Read some of their stories below…

Stories about our work with Veterans:

At The Behavioral Health Unit of the VA Hospital: He came into the group room and immediately curled up in a ball in the corner. Finally we persuaded him to sit in a chair, though he ducked his head and wouldn’t look up. When we passed out art materials, he only reached out a hand to receive his without making eye contact. He quickly drew a colorful tangle of lines, then sat rocking in his seat, seemingly uninterested in what was going on. But when I invited the group to share their drawings about their resilience, he was the first to speak up. “This is my picture of love” he simply stated, and for the first time looked me in the eye.


At The Behavioral Health Unit of the VA Hospital: Our theme was about the nautilus, whose outgrown chambers are filled with air to help the creature float and move forward in the water. He was the first to settle down with the oil pastels, immediately going to work drawing his response to what can lighten his load as he moves forward in his difficult life. Exacting lines and multiple colors emerged as he drew. In the end, he shared memories of his grandmother and how visits to her farm were highlights of his life. The birds were for freedom, and the snail a testament to how slow movement can be, but at least the snail has a smile on it’s face.

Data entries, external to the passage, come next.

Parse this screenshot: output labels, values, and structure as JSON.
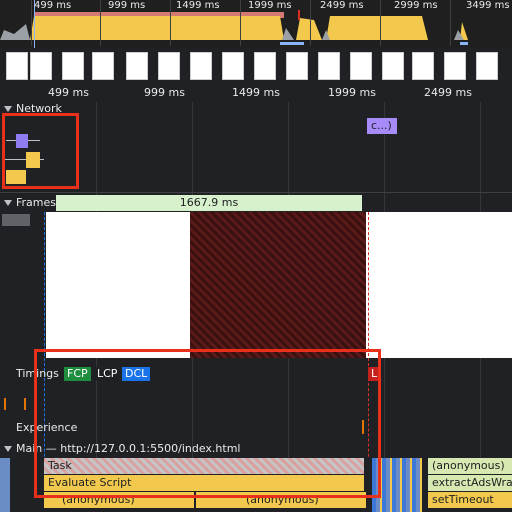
{
  "overview": {
    "ticks": [
      "499 ms",
      "999 ms",
      "1499 ms",
      "1999 ms",
      "2499 ms",
      "2999 ms",
      "3499 ms"
    ],
    "colors": {
      "script": "#f2c94c",
      "idle": "#9aa0a6",
      "selection": "#f28b82"
    }
  },
  "ruler": {
    "ticks": [
      "499 ms",
      "999 ms",
      "1499 ms",
      "1999 ms",
      "2499 ms"
    ]
  },
  "network": {
    "label": "Network",
    "request_label": "c...)"
  },
  "frames": {
    "label": "Frames",
    "duration": "1667.9 ms"
  },
  "timings": {
    "label": "Timings",
    "markers": [
      {
        "text": "FCP",
        "color": "#1e8e3e"
      },
      {
        "text": "LCP",
        "color": "#202124"
      },
      {
        "text": "DCL",
        "color": "#1a73e8"
      },
      {
        "text": "L",
        "color": "#c5221f"
      }
    ]
  },
  "experience": {
    "label": "Experience"
  },
  "main": {
    "label": "Main — http://127.0.0.1:5500/index.html",
    "task": "Task",
    "evaluate_script": "Evaluate Script",
    "anonymous": "(anonymous)",
    "extract": "extractAdsWrap",
    "set_timeout": "setTimeout"
  }
}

Honor A Veteran Flag Project at the VA Hospital: She came hesitantly to the table, looking over the art materials with longing. We invited her to make a flag to honor a veteran and asked if she was one. Yes, she was, but she didn’t want to create a flag for herself. She wanted to honor her comrades left behind when she left the service. She stayed for a long time, carefully picking out rubber stamps and ink colors to create a vibrant flag listing the names of fellow soldiers. Her shoulders dropped, her breathing quieted and she left with a big smile on her face as she thanked us profusely for the creative opportunity.

 Stories about Cancer Infusion families:

We invited patients and their families to create thank you cards to give to the staff. Many of these patients came every week or two, and had to stay in their infusion chairs for hours at a time, with some staying up to eight hours. They welcomed the opportunity to express themselves using paper, pens, images and stamps. Being able to give back to the staff was healing and strengthening.

One day at the clinic we worked with an older Samoan woman and her sister. They loved all the materials, examining everything with great glee. Both of them created cards that showed their unique and joyous spirits. The patient wished she could make cards with her two children who had to stay at home – she didn’t have access to art materials like the ones offered there.


He was a Sacramento State student from Ethiopia. Not only did he make a general thank you card for the staff, but he made two more cards: one for his friends who took him to Tahoe to see snow for the first time in his life, and one especially for his nurse. Although he was very hesitant at first, by the time he was done he felt energized. “It is refreshing to have a vision come to life” he said. He really appreciated the coaching about how to view things in a different way. Our conversation about cutting images differently and changing their orientation on the paper became a conversation about how to change his view of his own personal life.